This paper is interested in the relationship between evolutionary thinking and moral behavior and commitments, ethics. There is a traditional way of forging or conceiving of the relationship. This is traditional evolutionary ethics, known as Social Darwinism. Many think that this position is morally pernicious, a redescription of the worst aspects of modern, laissez-faire capitalism in fancy biological language. It is argued that, in fact, there is much more to be said for Social Darwinism than many think. In respects, it (...) could be and was an enlightened position to take; but it flounders on the matter of justification. Universally, the appeal is to progress—evolution is progressive and, hence, morally we should aid its success. I argue, however, that this progressive nature of evolution is far from obvious and, hence, traditional social Darwinism fails. There is another way to do things. This is to argue that the search for justification is mistaken. Ethics just is. It is an adaptation for humans living socially and has exactly the same status as other adaptations, like hands and teeth and genitalia. As such, ethics is something with no standing beyond what it is. However, if we all thought that this was so, we would stop being moral. So part of the experience of ethics is that it is more than it is. We think that it has an objective referent. In short, ethics is an illusion put in place by our genes to make us good social cooperators. (shrink)

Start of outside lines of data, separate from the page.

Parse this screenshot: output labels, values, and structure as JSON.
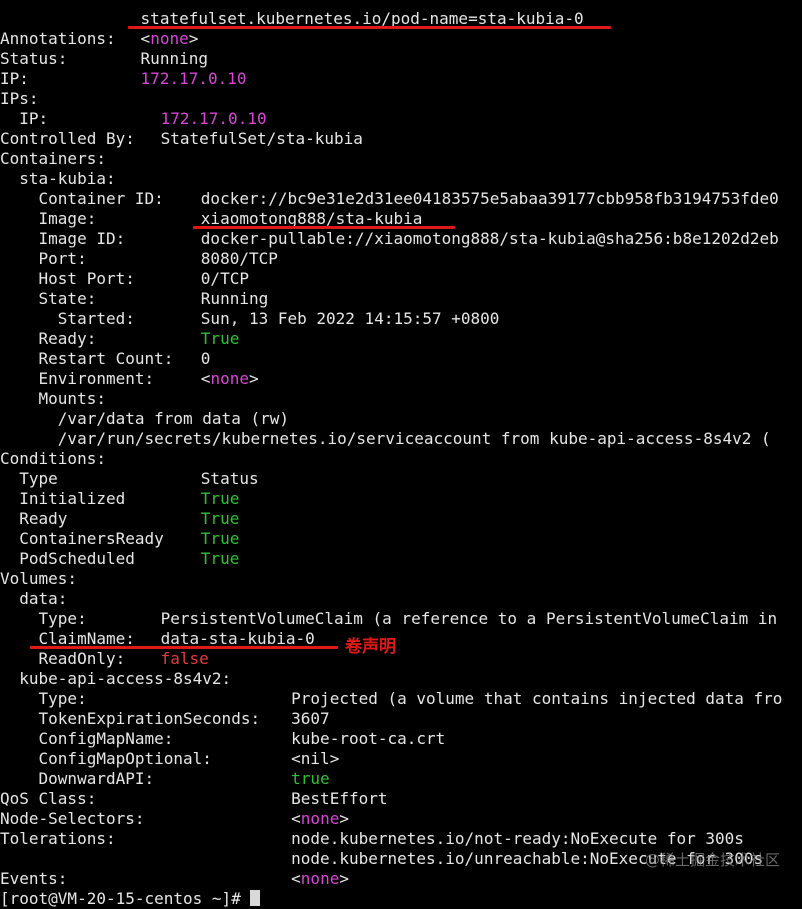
{
  "lines": [
    {
      "label": "",
      "value": "statefulset.kubernetes.io/pod-name=sta-kubia-0",
      "value_indent": 14,
      "color": "default"
    },
    {
      "label": "Annotations:",
      "value": "<none>",
      "value_indent": 14,
      "color": "none"
    },
    {
      "label": "Status:",
      "value": "Running",
      "value_indent": 14,
      "color": "default"
    },
    {
      "label": "IP:",
      "value": "172.17.0.10",
      "value_indent": 14,
      "color": "magenta"
    },
    {
      "label": "IPs:",
      "value": "",
      "value_indent": 14,
      "color": "default"
    },
    {
      "label": "  IP:",
      "value": "172.17.0.10",
      "value_indent": 16,
      "color": "magenta"
    },
    {
      "label": "Controlled By:",
      "value": "StatefulSet/sta-kubia",
      "value_indent": 16,
      "color": "default"
    },
    {
      "label": "Containers:",
      "value": "",
      "value_indent": 16,
      "color": "default"
    },
    {
      "label": "  sta-kubia:",
      "value": "",
      "value_indent": 16,
      "color": "default"
    },
    {
      "label": "    Container ID:",
      "value": "docker://bc9e31e2d31ee04183575e5abaa39177cbb958fb3194753fde0",
      "value_indent": 20,
      "color": "default"
    },
    {
      "label": "    Image:",
      "value": "xiaomotong888/sta-kubia",
      "value_indent": 20,
      "color": "default"
    },
    {
      "label": "    Image ID:",
      "value": "docker-pullable://xiaomotong888/sta-kubia@sha256:b8e1202d2eb",
      "value_indent": 20,
      "color": "default"
    },
    {
      "label": "    Port:",
      "value": "8080/TCP",
      "value_indent": 20,
      "color": "default"
    },
    {
      "label": "    Host Port:",
      "value": "0/TCP",
      "value_indent": 20,
      "color": "default"
    },
    {
      "label": "    State:",
      "value": "Running",
      "value_indent": 20,
      "color": "default"
    },
    {
      "label": "      Started:",
      "value": "Sun, 13 Feb 2022 14:15:57 +0800",
      "value_indent": 20,
      "color": "default"
    },
    {
      "label": "    Ready:",
      "value": "True",
      "value_indent": 20,
      "color": "green"
    },
    {
      "label": "    Restart Count:",
      "value": "0",
      "value_indent": 20,
      "color": "default"
    },
    {
      "label": "    Environment:",
      "value": "<none>",
      "value_indent": 20,
      "color": "none"
    },
    {
      "label": "    Mounts:",
      "value": "",
      "value_indent": 20,
      "color": "default"
    },
    {
      "label": "      /var/data from data (rw)",
      "value": "",
      "value_indent": 20,
      "color": "default"
    },
    {
      "label": "      /var/run/secrets/kubernetes.io/serviceaccount from kube-api-access-8s4v2 (",
      "value": "",
      "value_indent": 20,
      "color": "default"
    },
    {
      "label": "Conditions:",
      "value": "",
      "value_indent": 20,
      "color": "default"
    },
    {
      "label": "  Type",
      "value": "Status",
      "value_indent": 20,
      "color": "default"
    },
    {
      "label": "  Initialized",
      "value": "True",
      "value_indent": 20,
      "color": "green"
    },
    {
      "label": "  Ready",
      "value": "True",
      "value_indent": 20,
      "color": "green"
    },
    {
      "label": "  ContainersReady",
      "value": "True",
      "value_indent": 20,
      "color": "green"
    },
    {
      "label": "  PodScheduled",
      "value": "True",
      "value_indent": 20,
      "color": "green"
    },
    {
      "label": "Volumes:",
      "value": "",
      "value_indent": 20,
      "color": "default"
    },
    {
      "label": "  data:",
      "value": "",
      "value_indent": 20,
      "color": "default"
    },
    {
      "label": "    Type:",
      "value": "PersistentVolumeClaim (a reference to a PersistentVolumeClaim in",
      "value_indent": 16,
      "color": "default"
    },
    {
      "label": "    ClaimName:",
      "value": "data-sta-kubia-0",
      "value_indent": 16,
      "color": "default"
    },
    {
      "label": "    ReadOnly:",
      "value": "false",
      "value_indent": 16,
      "color": "red"
    },
    {
      "label": "  kube-api-access-8s4v2:",
      "value": "",
      "value_indent": 16,
      "color": "default"
    },
    {
      "label": "    Type:",
      "value": "Projected (a volume that contains injected data fro",
      "value_indent": 29,
      "color": "default"
    },
    {
      "label": "    TokenExpirationSeconds:",
      "value": "3607",
      "value_indent": 29,
      "color": "default"
    },
    {
      "label": "    ConfigMapName:",
      "value": "kube-root-ca.crt",
      "value_indent": 29,
      "color": "default"
    },
    {
      "label": "    ConfigMapOptional:",
      "value": "<nil>",
      "value_indent": 29,
      "color": "default"
    },
    {
      "label": "    DownwardAPI:",
      "value": "true",
      "value_indent": 29,
      "color": "green"
    },
    {
      "label": "QoS Class:",
      "value": "BestEffort",
      "value_indent": 29,
      "color": "default"
    },
    {
      "label": "Node-Selectors:",
      "value": "<none>",
      "value_indent": 29,
      "color": "none"
    },
    {
      "label": "Tolerations:",
      "value": "node.kubernetes.io/not-ready:NoExecute for 300s",
      "value_indent": 29,
      "color": "default"
    },
    {
      "label": "",
      "value": "node.kubernetes.io/unreachable:NoExecute for 300s",
      "value_indent": 29,
      "color": "default"
    },
    {
      "label": "Events:",
      "value": "<none>",
      "value_indent": 29,
      "color": "none"
    },
    {
      "label": "[root@VM-20-15-centos ~]# ",
      "value": "",
      "value_indent": 29,
      "color": "default"
    }
  ],
  "annotation": {
    "text": "卷声明"
  },
  "watermark": {
    "text": "@稀土掘金技术社区"
  },
  "colors": {
    "background": "#000000",
    "text": "#e6e6e6",
    "magenta": "#d845d8",
    "green": "#2fc12f",
    "red": "#e03c3c",
    "marker": "#e01818"
  }
}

There is a strong need of a reasoned defense of what was known as the “independence” position of the science–religion relationship but that more recently has been denigrated as the “accommodationist” position, namely that while there are parts of religion—fundamentalist Christianity in particular—that clash with modern science, the essential parts of religion do not and could not clash with science. A case for this position is made on the grounds of the essentially metaphorical nature of science. Modern science functions because (...) of its root metaphor of the machine: the world is seen in mechanical terms. As Thomas Kuhn insisted, metaphors function in part by ruling some questions outside their domain. In the case of modern science, four questions go unasked and hence unanswered: Why is there something rather than nothing? What is the foundation of morality? What is mind and its relationship to matter? What is the meaning of it all? You can remain a nonreligious skeptic on these questions, but it is open for the Christian to offer his or her answers, so long as they are not scientific answers. Here then is a way that science and religion can coexist. (shrink)